- _BRIEF_:
Nothing is to be altered. Print each record in full.

- _TASK INPUTS_:
+===+

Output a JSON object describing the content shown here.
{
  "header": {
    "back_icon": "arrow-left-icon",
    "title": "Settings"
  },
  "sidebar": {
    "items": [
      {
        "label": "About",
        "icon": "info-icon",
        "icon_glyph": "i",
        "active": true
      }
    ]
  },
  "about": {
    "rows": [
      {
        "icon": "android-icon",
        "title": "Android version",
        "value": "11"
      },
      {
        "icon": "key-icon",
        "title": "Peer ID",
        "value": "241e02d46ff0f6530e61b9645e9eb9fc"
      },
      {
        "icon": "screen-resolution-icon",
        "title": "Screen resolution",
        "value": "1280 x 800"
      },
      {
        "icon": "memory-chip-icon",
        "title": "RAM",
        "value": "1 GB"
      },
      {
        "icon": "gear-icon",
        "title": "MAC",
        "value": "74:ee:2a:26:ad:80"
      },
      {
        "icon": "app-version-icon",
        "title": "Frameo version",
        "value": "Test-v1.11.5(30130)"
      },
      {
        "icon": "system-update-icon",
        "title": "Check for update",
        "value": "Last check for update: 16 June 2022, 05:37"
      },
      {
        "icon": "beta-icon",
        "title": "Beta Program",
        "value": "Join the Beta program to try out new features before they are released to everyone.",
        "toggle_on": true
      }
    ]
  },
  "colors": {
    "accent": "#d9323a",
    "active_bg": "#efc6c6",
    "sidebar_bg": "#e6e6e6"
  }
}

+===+

- _TASK RESULT_:
Output a JSON object describing the content shown here.
{
  "header": {
    "back_icon": "arrow-left-icon",
    "title": "Settings"
  },
  "sidebar": {
    "items": [
      {
        "label": "About",
        "icon": "info-icon",
        "icon_glyph": "i",
        "active": true
      }
    ]
  },
  "about": {
    "rows": [
      {
        "icon": "android-icon",
        "title": "Android version",
        "value": "11"
      },
      {
        "icon": "key-icon",
        "title": "Peer ID",
        "value": "241e02d46ff0f6530e61b9645e9eb9fc"
      },
      {
        "icon": "screen-resolution-icon",
        "title": "Screen resolution",
        "value": "1280 x 800"
      },
      {
        "icon": "memory-chip-icon",
        "title": "RAM",
        "value": "1 GB"
      },
      {
        "icon": "gear-icon",
        "title": "MAC",
        "value": "74:ee:2a:26:ad:80"
      },
      {
        "icon": "app-version-icon",
        "title": "Frameo version",
        "value": "Test-v1.11.5(30130)"
      },
      {
        "icon": "system-update-icon",
        "title": "Check for update",
        "value": "Last check for update: 16 June 2022, 05:37"
      },
      {
        "icon": "beta-icon",
        "title": "Beta Program",
        "value": "Join the Beta program to try out new features before they are released to everyone.",
        "toggle_on": true
      }
    ]
  },
  "colors": {
    "accent": "#d9323a",
    "active_bg": "#efc6c6",
    "sidebar_bg": "#e6e6e6"
  }
}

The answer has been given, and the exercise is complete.